Danio are susceptible to Oodinium, (Velvet disease).
- microscopic parasite that block the gills of fish.
Scratchs against hard objects
Fish is lethargic
Loss of appetite and weight loss
Rapid, labored breathing
Fins clamped against body
Fine yellow or rusty colored film on skin
In advanced stages skin peeks off
Initially the fish rub against hard objects trying to dislodge the parasites. As the disease progresses the fish becomeslethargic, fins are held close to the body, appetite is reduced and the fish loses weight. A key symptom is difficultbreathing, resulting in rapid gilling.
Perhaps the most telltale symptom is the appearance of a velvety film on the skin that resembles gold or rust coloreddust. The film may be difficult to see, but can be more easily detected by directing a beam of a flashlight on the fish ina darkened room. The parasite is most often seen on the fins and gills.
Raise water temperature
Dim lights for several days
Add aquarium salt
Treat with copper sulphate for ten days
Discontinue carbon filtration during treatment
- The fish is named for its five uniformly, pigmented, horizontal blue stripes on the side of the body; allextending to the anal fin onto the end of caudal fin rays of its tail. The males have gold stripes between the blue stripesand females have silver stripes instead of gold.
- pearly blue-violet hued body is accented by an orange-red stripe running from tail to mid-body. Malesare smaller, slimmer, and more colorful, often showing a red tint along the ventral aspect.
- have spots on its body similar to that of a leopard spots.

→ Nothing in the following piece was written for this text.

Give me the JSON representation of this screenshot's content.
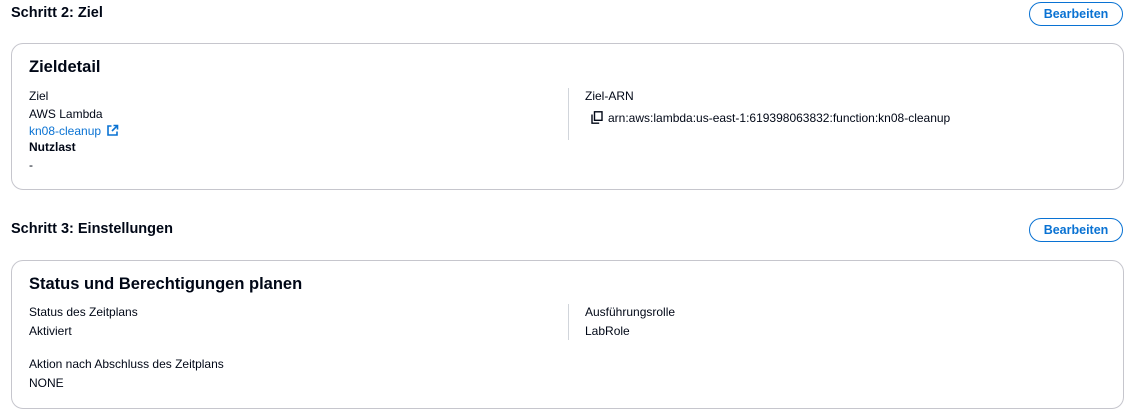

- are similar to Zebra Danio in that it also have strips yellow-golden and white strips on the sides of thebody;
- have a blank line in their side, and below the line, small black spots can be seen.
- this danio can grow to 6 inches (15 cm). They are characterized by a blue and yellow torpedo shapedbody with gray and clear fins.